Through her filibuster, Texas State Sen. Wendy Davis managed to delay and publicize a bill winding through Texas's House of Representatives that would severely restrict that state's abortion access. But she and her fellow Democrats couldn't kill it. On Tuesday, the House of Representatives provisionally approved the bill by a vote of 98 to 49, along party lines, following a ten-hour debate flanked by activists on both sides. As The New York Times reports, the bill "sailed out of committee after thousands of people registered their positions and more than 500 people testified until 1:45 a.m. on Tuesday." A final, formal vote is scheduled for Wednesday, the AP reports, and it's expected to pass, then go to the Republican-majority Senate, where it will likely pass as well.
The two camps demonstrating outside the House were easy to distinguish, as supporters of the bill wore blue and opponents wore orange. Some House Democrats and female Republicans opposed to the bill carried coat hangers with them to the podium to speak against it, symbolizing the dangerous at-home abortions they say will take place if abortion clinics close.

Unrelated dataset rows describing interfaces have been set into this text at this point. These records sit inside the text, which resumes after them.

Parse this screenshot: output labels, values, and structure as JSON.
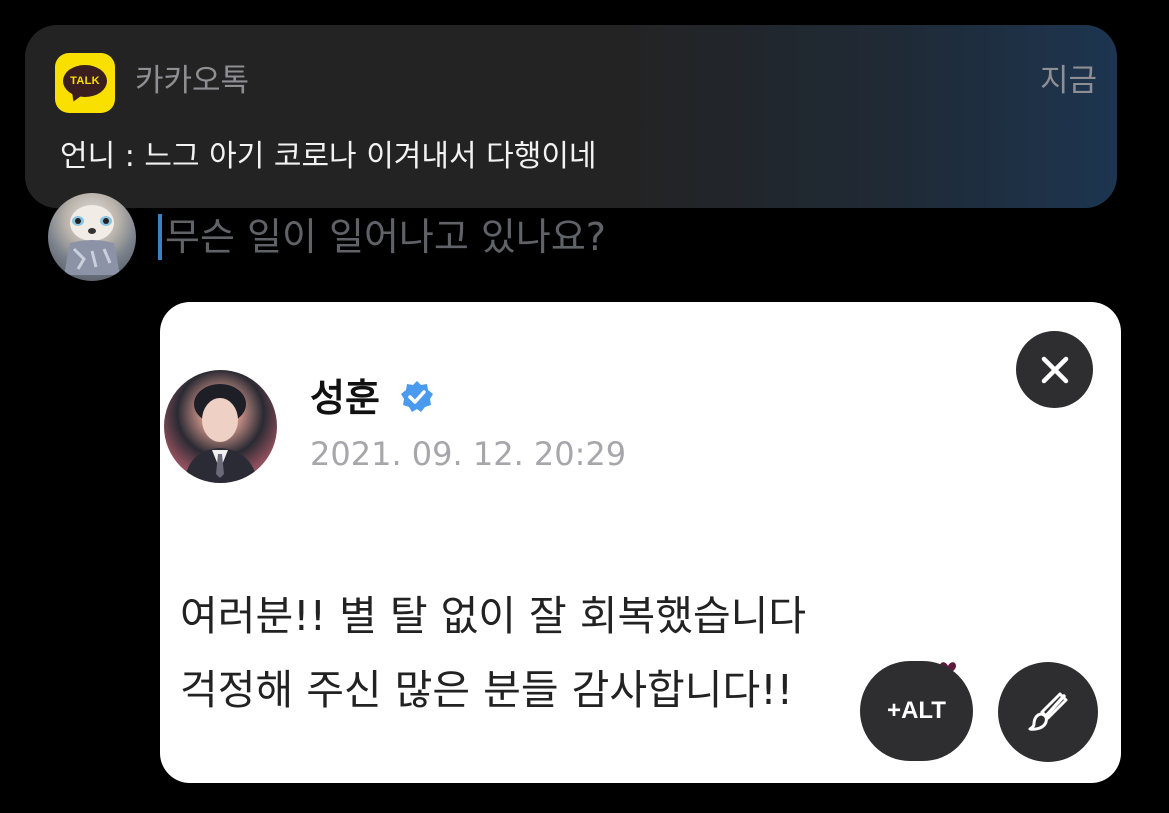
{
  "notification": {
    "app_icon": "kakaotalk-talk-icon",
    "app_icon_text": "TALK",
    "app_name": "카카오톡",
    "time": "지금",
    "message": "언니 : 느그 아기 코로나 이겨내서 다행이네"
  },
  "compose": {
    "placeholder": "무슨 일이 일어나고 있나요?"
  },
  "attachment": {
    "author_name": "성훈",
    "verified_icon": "verified-badge-icon",
    "date": "2021. 09. 12. 20:29",
    "lines": [
      "여러분!! 별 탈 없이 잘 회복했습니다",
      "걱정해 주신 많은 분들 감사합니다!!"
    ],
    "emoji_icon": "hearts-icon",
    "colors": {
      "verified": "#4a9bf0",
      "hearts": "#5c1a3c"
    }
  },
  "controls": {
    "close_icon": "close-icon",
    "alt_label": "+ALT",
    "edit_icon": "paintbrush-icon"
  },
  "colors": {
    "kakao_yellow": "#f9e000",
    "caret": "#3a82c4",
    "button_bg": "#2e2e30"
  }
}
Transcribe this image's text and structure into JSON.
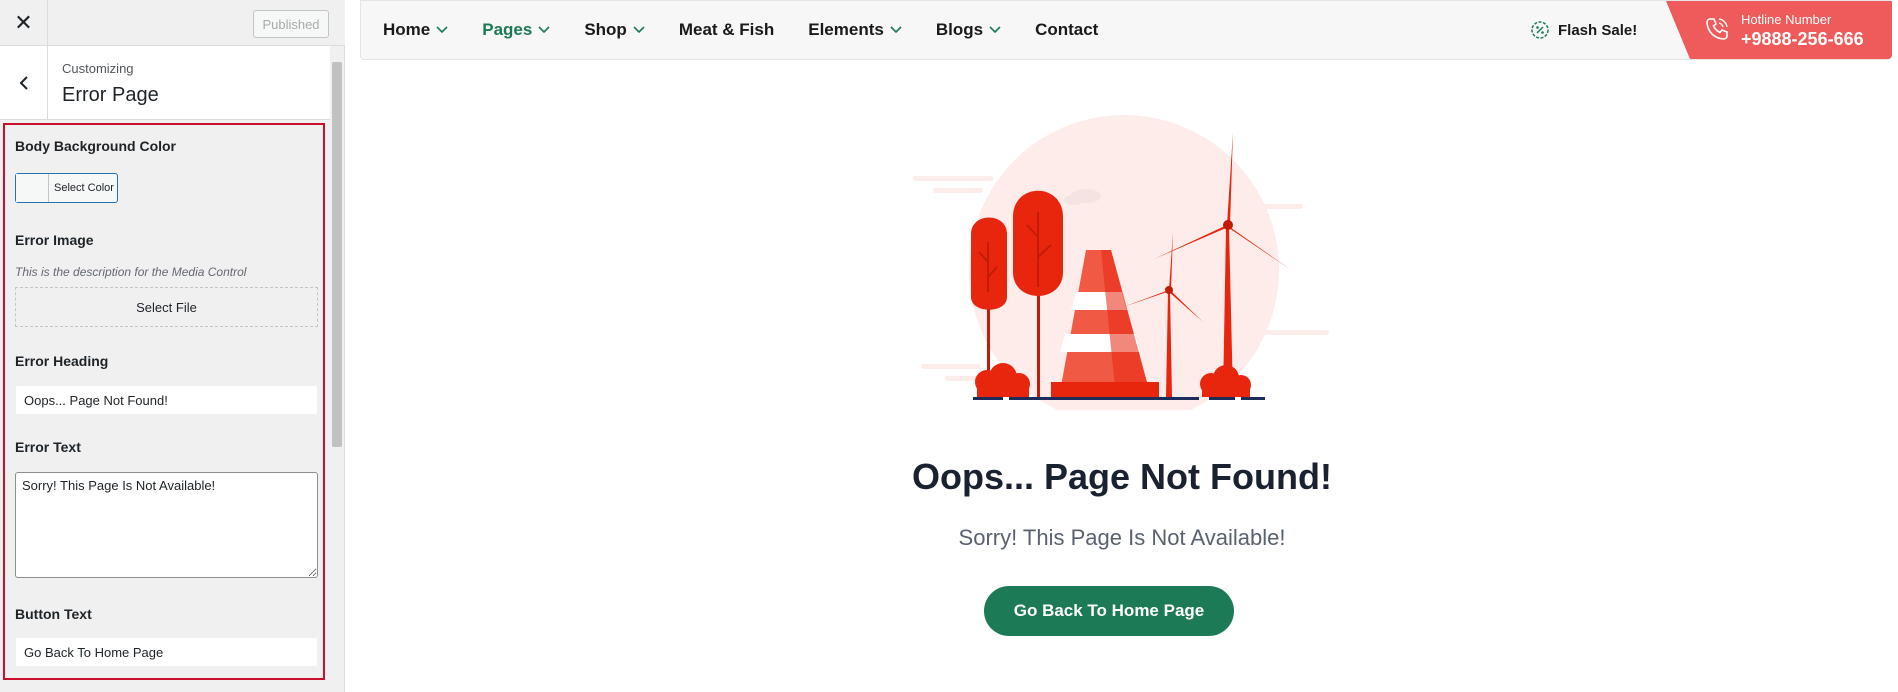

The bill would "require doctors to have admitting privileges at nearby hospitals, only allow abortions in surgical centers, dictate when abortion pills are taken and ban abortions after 20 weeks," the AP reports. The restrictions "essentially would shut down most abortion clinics in Texas," according to the Fort Worth Star Telegram, which added that final approval in the House could come as early as today.